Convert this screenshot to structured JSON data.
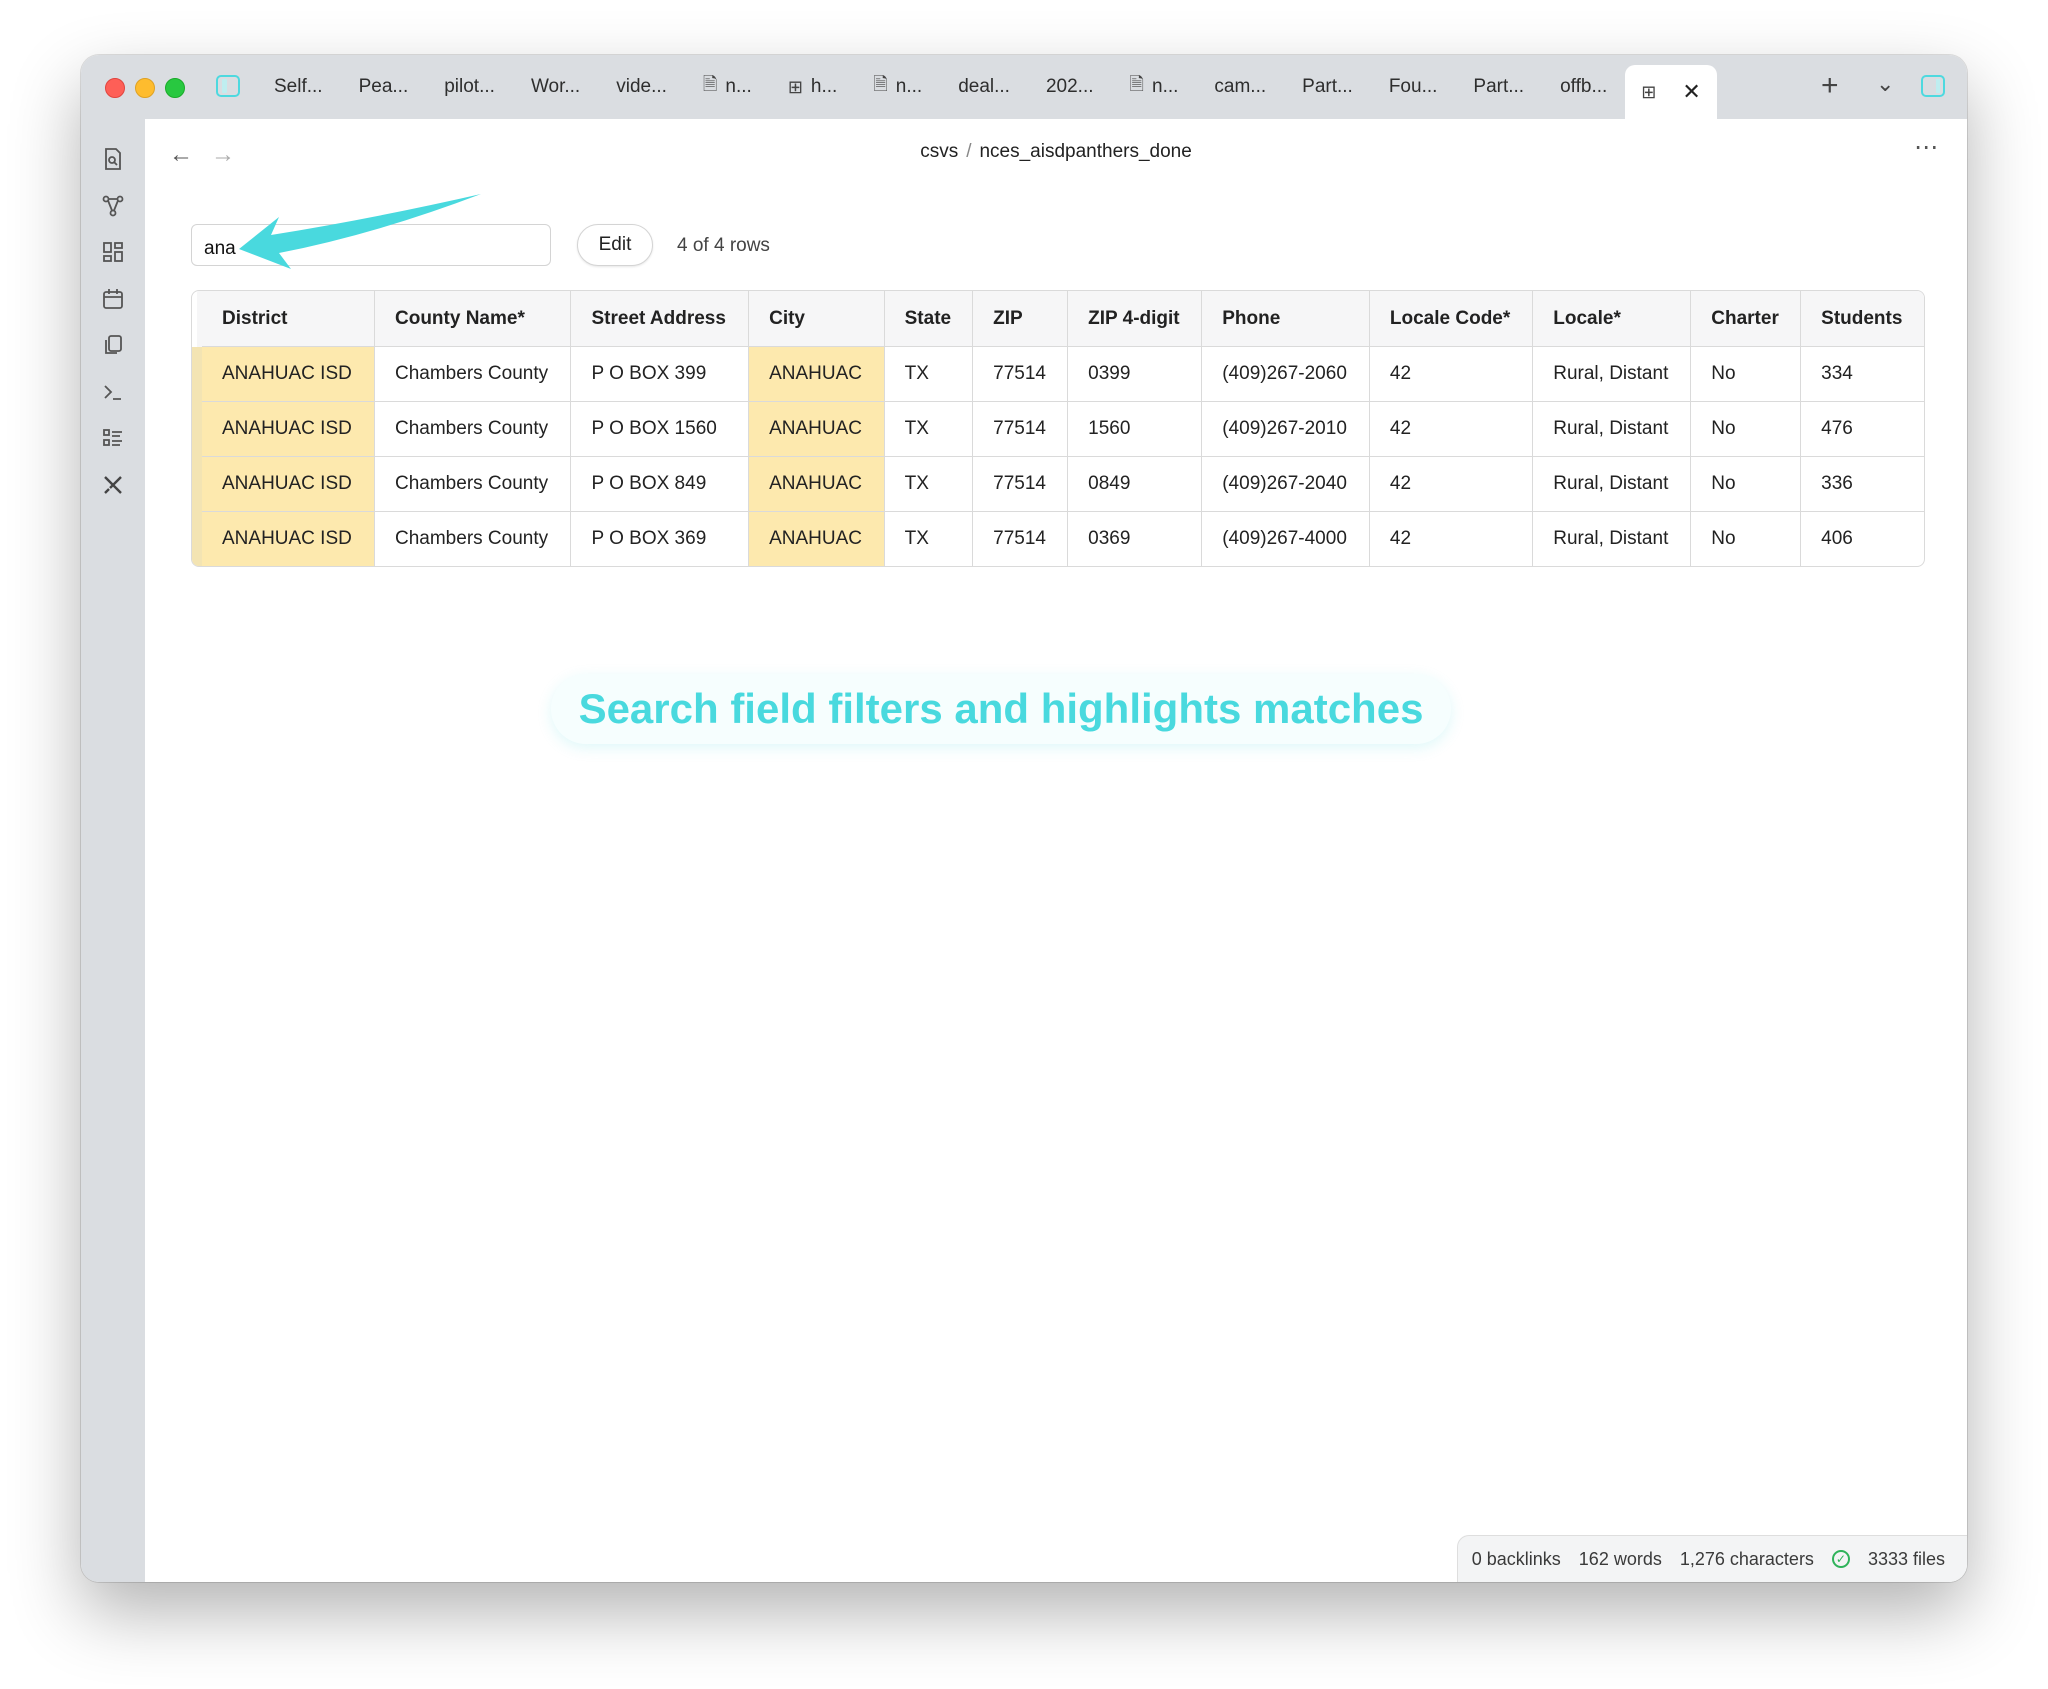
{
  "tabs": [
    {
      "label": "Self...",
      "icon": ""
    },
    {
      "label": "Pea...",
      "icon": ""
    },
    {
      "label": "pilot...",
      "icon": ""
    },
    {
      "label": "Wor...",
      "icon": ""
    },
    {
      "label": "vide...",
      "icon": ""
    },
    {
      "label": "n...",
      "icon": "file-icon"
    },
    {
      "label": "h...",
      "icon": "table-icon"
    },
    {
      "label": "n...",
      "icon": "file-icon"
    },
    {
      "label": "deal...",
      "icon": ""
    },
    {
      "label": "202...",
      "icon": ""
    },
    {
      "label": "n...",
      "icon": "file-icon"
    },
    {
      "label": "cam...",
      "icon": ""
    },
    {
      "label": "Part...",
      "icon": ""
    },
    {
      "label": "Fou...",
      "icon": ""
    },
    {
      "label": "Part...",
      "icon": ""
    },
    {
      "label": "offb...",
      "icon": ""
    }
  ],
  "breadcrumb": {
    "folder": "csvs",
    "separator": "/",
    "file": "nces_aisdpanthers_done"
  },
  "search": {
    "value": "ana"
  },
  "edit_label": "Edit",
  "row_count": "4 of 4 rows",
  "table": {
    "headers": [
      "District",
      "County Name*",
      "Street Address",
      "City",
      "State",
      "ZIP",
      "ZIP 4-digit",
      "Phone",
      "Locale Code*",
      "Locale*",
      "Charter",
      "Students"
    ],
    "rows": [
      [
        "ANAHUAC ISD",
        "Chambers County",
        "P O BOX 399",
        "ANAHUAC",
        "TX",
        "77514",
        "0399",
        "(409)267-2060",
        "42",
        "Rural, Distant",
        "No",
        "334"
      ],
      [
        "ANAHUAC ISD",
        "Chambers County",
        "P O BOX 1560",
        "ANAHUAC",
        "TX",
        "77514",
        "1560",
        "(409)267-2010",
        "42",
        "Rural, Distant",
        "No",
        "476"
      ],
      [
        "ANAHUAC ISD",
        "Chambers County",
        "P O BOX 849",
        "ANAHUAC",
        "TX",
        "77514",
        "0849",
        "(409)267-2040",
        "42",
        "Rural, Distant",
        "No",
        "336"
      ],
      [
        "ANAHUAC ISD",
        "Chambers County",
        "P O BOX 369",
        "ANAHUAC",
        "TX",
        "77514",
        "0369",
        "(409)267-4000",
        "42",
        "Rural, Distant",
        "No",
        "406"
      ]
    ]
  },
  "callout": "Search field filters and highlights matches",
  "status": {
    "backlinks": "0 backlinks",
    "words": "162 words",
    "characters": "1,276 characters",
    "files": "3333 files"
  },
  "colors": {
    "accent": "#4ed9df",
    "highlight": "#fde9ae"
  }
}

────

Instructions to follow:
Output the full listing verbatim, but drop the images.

Response for this exercise:
Convert this screenshot to structured JSON data.
{
  "tabs": [
    {
      "label": "Self...",
      "icon": ""
    },
    {
      "label": "Pea...",
      "icon": ""
    },
    {
      "label": "pilot...",
      "icon": ""
    },
    {
      "label": "Wor...",
      "icon": ""
    },
    {
      "label": "vide...",
      "icon": ""
    },
    {
      "label": "n...",
      "icon": "file-icon"
    },
    {
      "label": "h...",
      "icon": "table-icon"
    },
    {
      "label": "n...",
      "icon": "file-icon"
    },
    {
      "label": "deal...",
      "icon": ""
    },
    {
      "label": "202...",
      "icon": ""
    },
    {
      "label": "n...",
      "icon": "file-icon"
    },
    {
      "label": "cam...",
      "icon": ""
    },
    {
      "label": "Part...",
      "icon": ""
    },
    {
      "label": "Fou...",
      "icon": ""
    },
    {
      "label": "Part...",
      "icon": ""
    },
    {
      "label": "offb...",
      "icon": ""
    }
  ],
  "breadcrumb": {
    "folder": "csvs",
    "separator": "/",
    "file": "nces_aisdpanthers_done"
  },
  "search": {
    "value": "ana"
  },
  "edit_label": "Edit",
  "row_count": "4 of 4 rows",
  "table": {
    "headers": [
      "District",
      "County Name*",
      "Street Address",
      "City",
      "State",
      "ZIP",
      "ZIP 4-digit",
      "Phone",
      "Locale Code*",
      "Locale*",
      "Charter",
      "Students"
    ],
    "rows": [
      [
        "ANAHUAC ISD",
        "Chambers County",
        "P O BOX 399",
        "ANAHUAC",
        "TX",
        "77514",
        "0399",
        "(409)267-2060",
        "42",
        "Rural, Distant",
        "No",
        "334"
      ],
      [
        "ANAHUAC ISD",
        "Chambers County",
        "P O BOX 1560",
        "ANAHUAC",
        "TX",
        "77514",
        "1560",
        "(409)267-2010",
        "42",
        "Rural, Distant",
        "No",
        "476"
      ],
      [
        "ANAHUAC ISD",
        "Chambers County",
        "P O BOX 849",
        "ANAHUAC",
        "TX",
        "77514",
        "0849",
        "(409)267-2040",
        "42",
        "Rural, Distant",
        "No",
        "336"
      ],
      [
        "ANAHUAC ISD",
        "Chambers County",
        "P O BOX 369",
        "ANAHUAC",
        "TX",
        "77514",
        "0369",
        "(409)267-4000",
        "42",
        "Rural, Distant",
        "No",
        "406"
      ]
    ]
  },
  "callout": "Search field filters and highlights matches",
  "status": {
    "backlinks": "0 backlinks",
    "words": "162 words",
    "characters": "1,276 characters",
    "files": "3333 files"
  },
  "colors": {
    "accent": "#4ed9df",
    "highlight": "#fde9ae"
  }
}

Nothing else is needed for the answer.